A lot of scrum masters come from a development background. They bring knowledge and experience that can help their teams produce high-value software. But as scrum masters, we need to remember that our role is not one of technical leadership, but of servant-leadership. Our mindset must shift from helping the team to helping them help themselves. Keeping this in mind and acting accordingly with our teams will help them do better work and foster a better working relationship with them, as we “respect each other to be capable, independent people.”

Being Transparent with our Customers Is Like Getting a Haircut

Scrum relies on transparency. All parties must be able to see what is being currently worked on and, as far as the product backlog is defined, what other work is planned for the future. Any decrease in transparency decreases the customer’s ability to inspect the product and adapt it to changing conditions (e.g. market demand), and can lead to diminished trust between the team and the customer. Transparency can be an intimidating concept for some people, perhaps because they are afraid that their mistakes or any hidden agendas will be exposed. But that is precisely why transparency is so critical to a culture of continuous improvement: you cannot improve what you cannot measure, and you cannot measure what you cannot see.

Think of a situation where you might get frustrated while waiting for something, like waiting for a meal at a restaurant. In that case, part of the frustration probably comes from not being able to see the work that is taking place. You know that something is happening — you know the chef must be mixing some ingredient with another, or perhaps the chef is still working on the previous customer’s order and hasn’t started on yours, or any number of other things — but you do not have any more detailed information than that.

Contrast that with how you feel while waiting for your barber or hairdresser to finish your haircut. You can see in real-time which part of your head is being cut, how your cut is looking so far, and you have a fair idea of how much is still left to do. If at any point during the haircut you change your mind about how you want your neckline to look or you remember that you wanted your sideburns a little higher, you can ask the barber to make the adjustments right there. The sense of frustration while waiting for the haircut is greatly diminished and you might actually be willing to wait a little longer so the barber can get your look just right, as you requested.

What is the difference between those two cases? The amount of transparency in the work that is being done. When the work is a black box that you can’t understand or control, it is easy to feel frustrated and even helpless. But when you can see the individual steps that are being taken to carry out your request, and you have a say in how they are done (to a certain extent; you wouldn’t tell your barber which scissors to use, because that’s his domain of knowledge and not yours), you feel more comfortable with the process and are more likely to be satisfied with the final outcome.

That is the importance of transparency in scrum.

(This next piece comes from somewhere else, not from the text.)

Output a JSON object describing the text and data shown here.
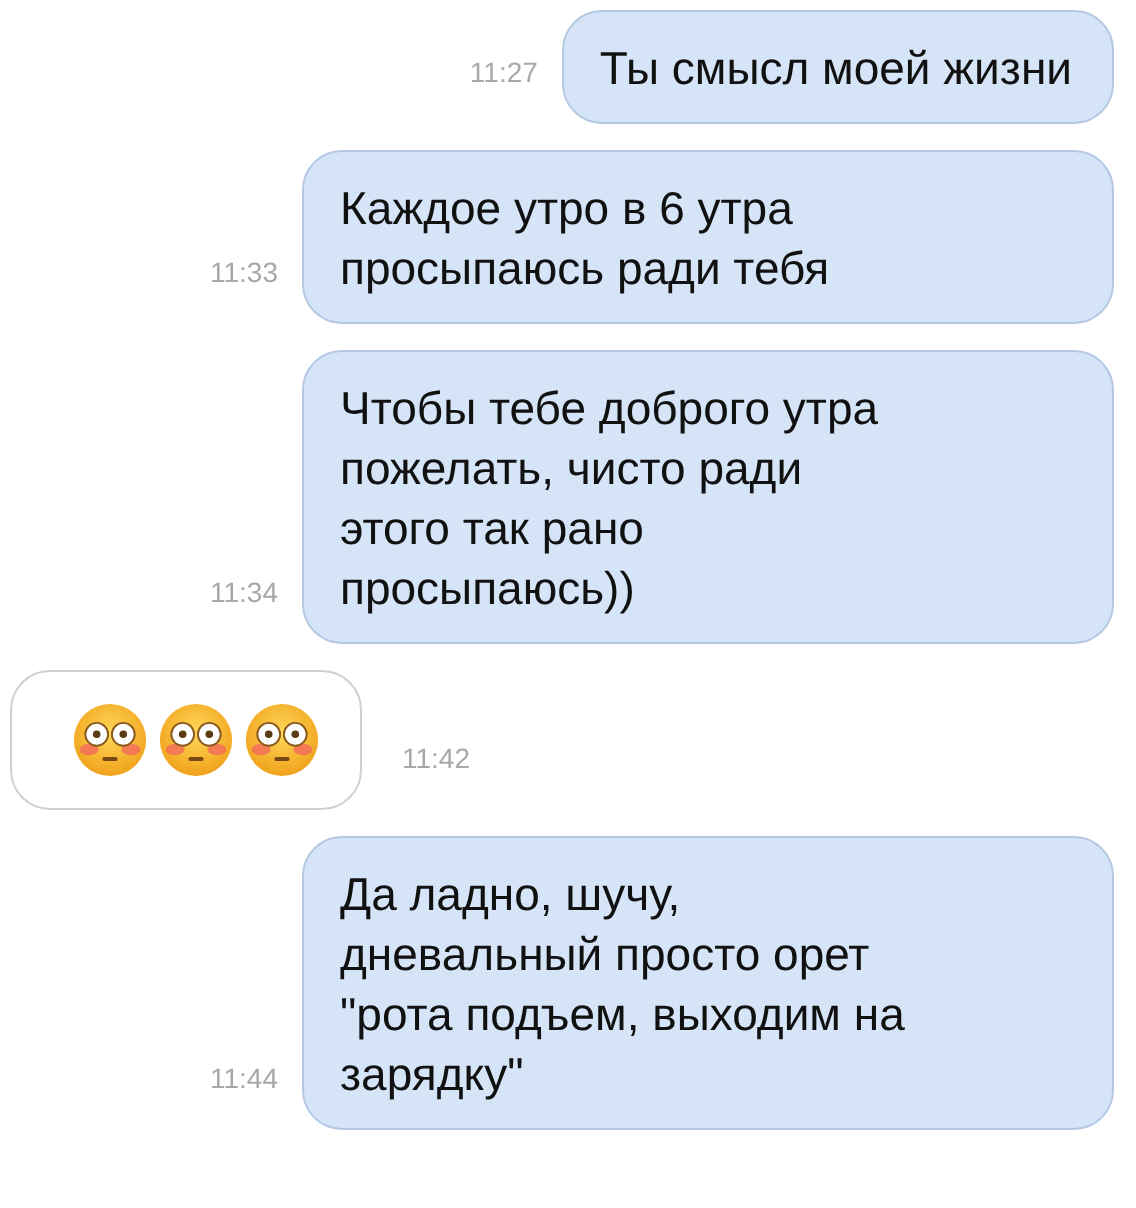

Our ability to interact and collaborate with our customers, and respond to changes in their needs, depends largely on how transparent we are with them regarding the work we are doing. That transparency can be achieved in many different ways: burndown charts, kanban boards, letting stakeholders listen in on our daily scrums, traditional status meetings, and other methods. As we strive to maintain a high level of transparency, we should remember (and teach our teams) that doing so is critical not only to our customers’ success, but to our own.